>At times it is very easy to tell when some code is not written using techniques like Test Driven Development. In particular when I see classes that make liberal use of protected or private inner classes. Now there are valid times to use inner classes, and they are even very useful when you are creating mocks for your test frameworks. However, in many cases, I feel they make the code more difficult to read, and in many cases they can be implemented just as conviently as regular classes. Opinions will vary, and as I said there are some cases where it is necessary. I also tend to have the same opinion about Threading but that’s another blog entry.
Now you could test your inner classes by embedding the test as an inner class itself, but that is just messy. I personally like to keep my tests in a separate project from my code that it tests. Inner classes seem to promote your testing to that of functional testing. The reason is you end up having to test more than specific units of the code, you end up testing a work flow or how objects are interacting with each other.
I just do not find that inner classes promote a test driven approach or make it very easy? Is there something I’m missing? Are there some good articles that don’t use Reflection to test classes and methods with inner classes and anonymous inner classes?
The other cramp I have is the lack of code coverage metrics I see for various projects. I’ve found programs like ECLEmma to be invaluable to letting me know what parts of my code are actually be executed. It has on numerous occassions pointed out where I need to provide more coverage, or where my test suite is weak in the coverage it provides. I used ECLEmma through out the development of the PsychoPath Processor and the W3C Test Suite provides about 73% coverage of the code. There are portions of the code that just aren’t executed, like Static Type Checking and Normalization, all of which are clearly indicated in the coverage reports. These are known areas that haven’t been fully implemented, but it has also shown a few places where the existing test suite needs a bit more improvement and coverage.

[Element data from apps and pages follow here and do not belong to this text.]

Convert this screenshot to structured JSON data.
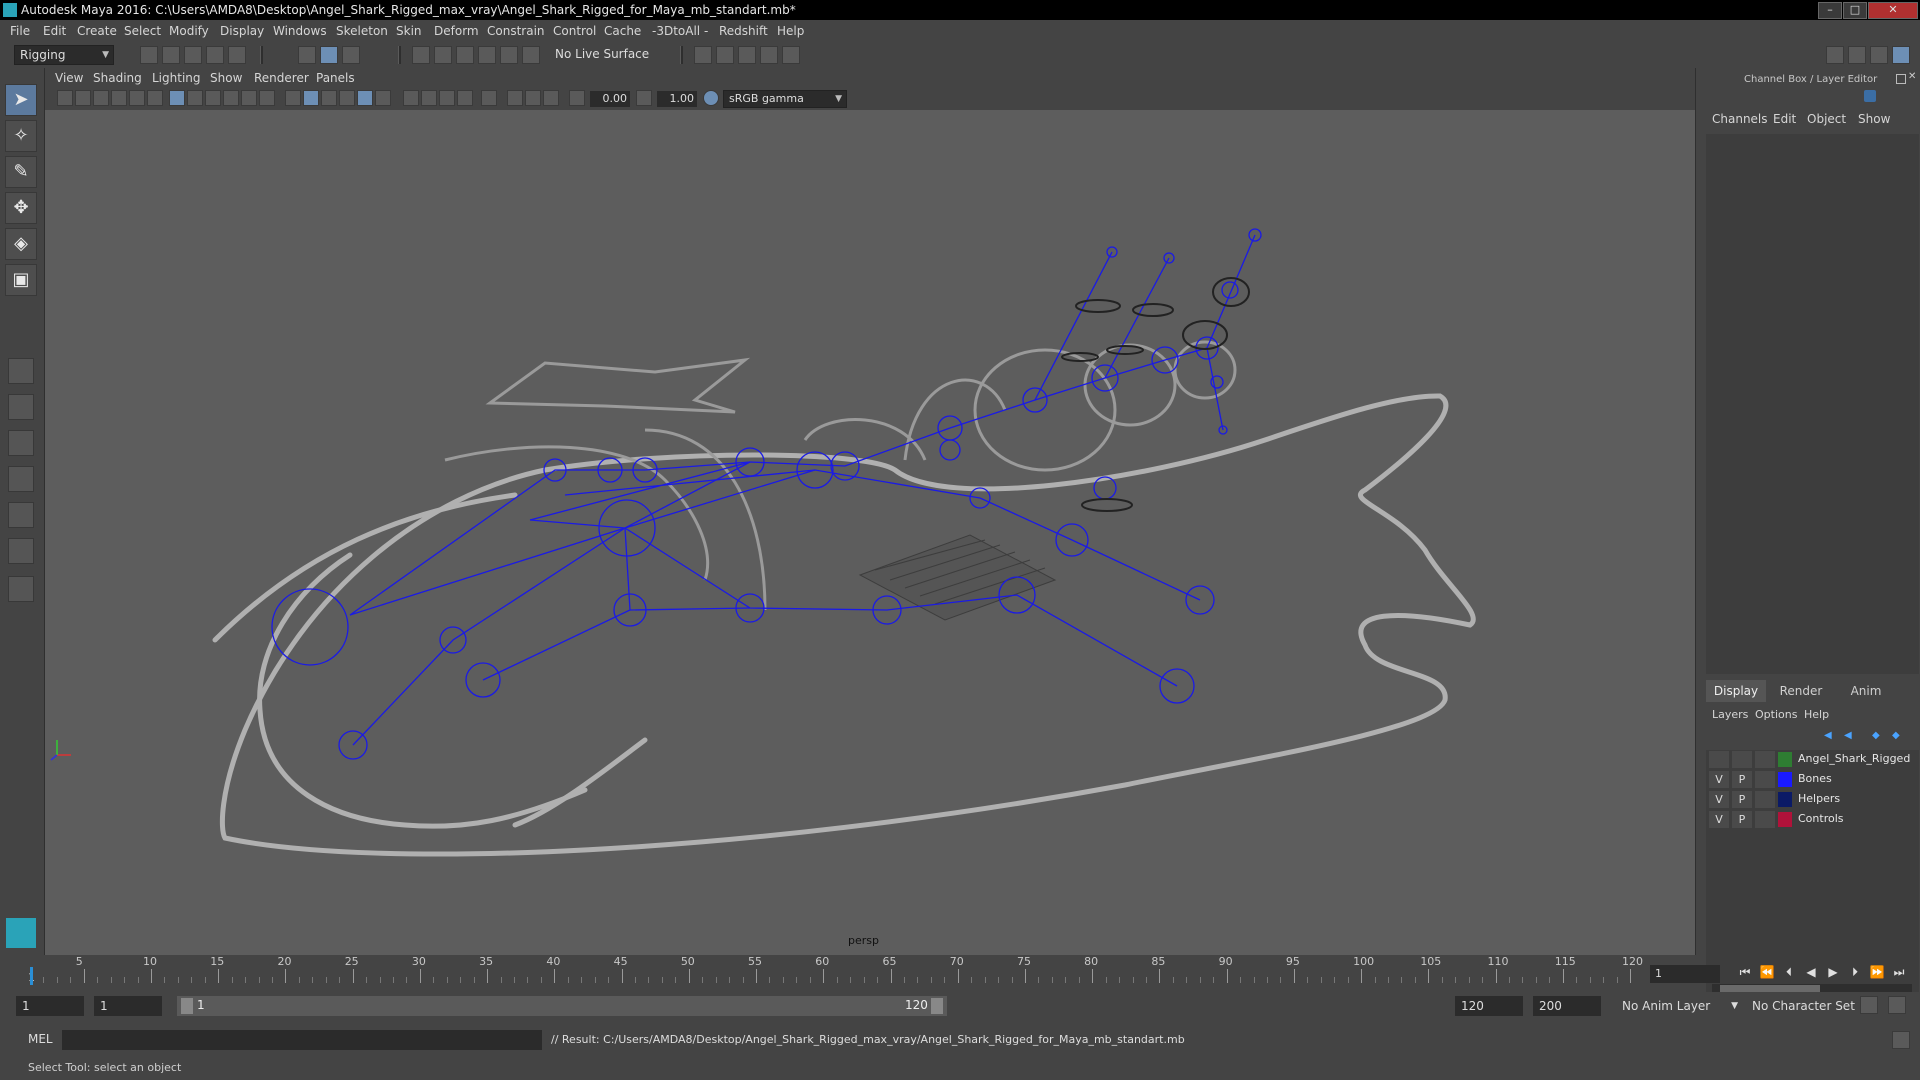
{
  "window": {
    "title": "Autodesk Maya 2016: C:\\Users\\AMDA8\\Desktop\\Angel_Shark_Rigged_max_vray\\Angel_Shark_Rigged_for_Maya_mb_standart.mb*",
    "controls": {
      "minimize": "–",
      "maximize": "□",
      "close": "✕"
    }
  },
  "menubar": [
    "File",
    "Edit",
    "Create",
    "Select",
    "Modify",
    "Display",
    "Windows",
    "Skeleton",
    "Skin",
    "Deform",
    "Constrain",
    "Control",
    "Cache",
    "-3DtoAll -",
    "Redshift",
    "Help"
  ],
  "statusline": {
    "menuset": "Rigging",
    "live_surface": "No Live Surface"
  },
  "viewport": {
    "menus": [
      "View",
      "Shading",
      "Lighting",
      "Show",
      "Renderer",
      "Panels"
    ],
    "exposure": "0.00",
    "gamma": "1.00",
    "colorspace": "sRGB gamma",
    "camera_label": "persp"
  },
  "channel_box": {
    "header": "Channel Box / Layer Editor",
    "menus": [
      "Channels",
      "Edit",
      "Object",
      "Show"
    ]
  },
  "layer_editor": {
    "tabs": [
      "Display",
      "Render",
      "Anim"
    ],
    "menus": [
      "Layers",
      "Options",
      "Help"
    ],
    "layers": [
      {
        "v": "",
        "p": "",
        "color": "#2e7d32",
        "name": "Angel_Shark_Rigged"
      },
      {
        "v": "V",
        "p": "P",
        "color": "#1a1aff",
        "name": "Bones"
      },
      {
        "v": "V",
        "p": "P",
        "color": "#0b1a66",
        "name": "Helpers"
      },
      {
        "v": "V",
        "p": "P",
        "color": "#b0123a",
        "name": "Controls"
      }
    ]
  },
  "timeline": {
    "ticks": [
      "5",
      "10",
      "15",
      "20",
      "25",
      "30",
      "35",
      "40",
      "45",
      "50",
      "55",
      "60",
      "65",
      "70",
      "75",
      "80",
      "85",
      "90",
      "95",
      "100",
      "105",
      "110",
      "115",
      "120"
    ],
    "start_tick": "1",
    "current_frame": "1"
  },
  "range": {
    "start": "1",
    "playback_start": "1",
    "slider_start": "1",
    "slider_end": "120",
    "playback_end": "120",
    "end": "200",
    "anim_layer": "No Anim Layer",
    "character_set": "No Character Set"
  },
  "command": {
    "lang": "MEL",
    "result": "// Result: C:/Users/AMDA8/Desktop/Angel_Shark_Rigged_max_vray/Angel_Shark_Rigged_for_Maya_mb_standart.mb"
  },
  "help_line": "Select Tool: select an object",
  "colors": {
    "wireframe": "#1a1ae6",
    "curve": "#b8b8b8",
    "viewport_bg": "#5d5d5d"
  }
}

Unless you are periodically running coverage reports, you are only guessing at how much of your code is actually being executed by your test suite. I’d personally like to get that extra 7% coverage for PsychoPath to get a better comfort level, but I already know that 73% is far more than most projects have now.